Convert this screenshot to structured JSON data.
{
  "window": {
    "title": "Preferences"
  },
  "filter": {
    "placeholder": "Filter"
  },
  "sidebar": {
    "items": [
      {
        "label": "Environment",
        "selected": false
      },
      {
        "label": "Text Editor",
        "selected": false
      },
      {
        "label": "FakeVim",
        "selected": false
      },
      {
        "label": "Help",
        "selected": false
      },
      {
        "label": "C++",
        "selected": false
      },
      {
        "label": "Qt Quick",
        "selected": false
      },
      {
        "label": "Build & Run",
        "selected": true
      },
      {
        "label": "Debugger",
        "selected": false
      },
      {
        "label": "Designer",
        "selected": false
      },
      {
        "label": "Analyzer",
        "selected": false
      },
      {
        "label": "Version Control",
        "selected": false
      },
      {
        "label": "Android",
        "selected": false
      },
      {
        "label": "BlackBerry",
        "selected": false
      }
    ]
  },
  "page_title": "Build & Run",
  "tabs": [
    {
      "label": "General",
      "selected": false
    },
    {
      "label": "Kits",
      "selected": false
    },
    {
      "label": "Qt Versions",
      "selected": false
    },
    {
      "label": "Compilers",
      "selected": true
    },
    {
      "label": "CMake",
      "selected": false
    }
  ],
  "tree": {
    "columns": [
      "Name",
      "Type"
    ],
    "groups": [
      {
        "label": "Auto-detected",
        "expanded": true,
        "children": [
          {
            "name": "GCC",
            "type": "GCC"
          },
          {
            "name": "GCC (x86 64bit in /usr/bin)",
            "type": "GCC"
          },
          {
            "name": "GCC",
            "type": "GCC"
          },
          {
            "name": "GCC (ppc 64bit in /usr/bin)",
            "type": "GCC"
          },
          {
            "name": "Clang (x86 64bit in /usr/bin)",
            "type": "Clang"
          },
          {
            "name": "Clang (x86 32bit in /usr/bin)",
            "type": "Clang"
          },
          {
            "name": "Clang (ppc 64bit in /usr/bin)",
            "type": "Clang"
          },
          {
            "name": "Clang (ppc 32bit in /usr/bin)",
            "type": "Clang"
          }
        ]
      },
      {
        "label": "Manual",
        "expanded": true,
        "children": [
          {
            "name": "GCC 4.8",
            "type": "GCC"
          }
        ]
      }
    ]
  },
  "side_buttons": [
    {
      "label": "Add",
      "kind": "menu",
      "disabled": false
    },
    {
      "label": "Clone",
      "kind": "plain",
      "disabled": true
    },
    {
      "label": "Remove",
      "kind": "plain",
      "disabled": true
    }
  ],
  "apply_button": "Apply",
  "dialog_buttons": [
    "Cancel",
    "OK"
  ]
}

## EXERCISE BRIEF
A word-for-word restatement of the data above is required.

## TASK RESPONSE
Convert this screenshot to structured JSON data.
{
  "window": {
    "title": "Preferences"
  },
  "filter": {
    "placeholder": "Filter"
  },
  "sidebar": {
    "items": [
      {
        "label": "Environment",
        "selected": false
      },
      {
        "label": "Text Editor",
        "selected": false
      },
      {
        "label": "FakeVim",
        "selected": false
      },
      {
        "label": "Help",
        "selected": false
      },
      {
        "label": "C++",
        "selected": false
      },
      {
        "label": "Qt Quick",
        "selected": false
      },
      {
        "label": "Build & Run",
        "selected": true
      },
      {
        "label": "Debugger",
        "selected": false
      },
      {
        "label": "Designer",
        "selected": false
      },
      {
        "label": "Analyzer",
        "selected": false
      },
      {
        "label": "Version Control",
        "selected": false
      },
      {
        "label": "Android",
        "selected": false
      },
      {
        "label": "BlackBerry",
        "selected": false
      }
    ]
  },
  "page_title": "Build & Run",
  "tabs": [
    {
      "label": "General",
      "selected": false
    },
    {
      "label": "Kits",
      "selected": false
    },
    {
      "label": "Qt Versions",
      "selected": false
    },
    {
      "label": "Compilers",
      "selected": true
    },
    {
      "label": "CMake",
      "selected": false
    }
  ],
  "tree": {
    "columns": [
      "Name",
      "Type"
    ],
    "groups": [
      {
        "label": "Auto-detected",
        "expanded": true,
        "children": [
          {
            "name": "GCC",
            "type": "GCC"
          },
          {
            "name": "GCC (x86 64bit in /usr/bin)",
            "type": "GCC"
          },
          {
            "name": "GCC",
            "type": "GCC"
          },
          {
            "name": "GCC (ppc 64bit in /usr/bin)",
            "type": "GCC"
          },
          {
            "name": "Clang (x86 64bit in /usr/bin)",
            "type": "Clang"
          },
          {
            "name": "Clang (x86 32bit in /usr/bin)",
            "type": "Clang"
          },
          {
            "name": "Clang (ppc 64bit in /usr/bin)",
            "type": "Clang"
          },
          {
            "name": "Clang (ppc 32bit in /usr/bin)",
            "type": "Clang"
          }
        ]
      },
      {
        "label": "Manual",
        "expanded": true,
        "children": [
          {
            "name": "GCC 4.8",
            "type": "GCC"
          }
        ]
      }
    ]
  },
  "side_buttons": [
    {
      "label": "Add",
      "kind": "menu",
      "disabled": false
    },
    {
      "label": "Clone",
      "kind": "plain",
      "disabled": true
    },
    {
      "label": "Remove",
      "kind": "plain",
      "disabled": true
    }
  ],
  "apply_button": "Apply",
  "dialog_buttons": [
    "Cancel",
    "OK"
  ]
}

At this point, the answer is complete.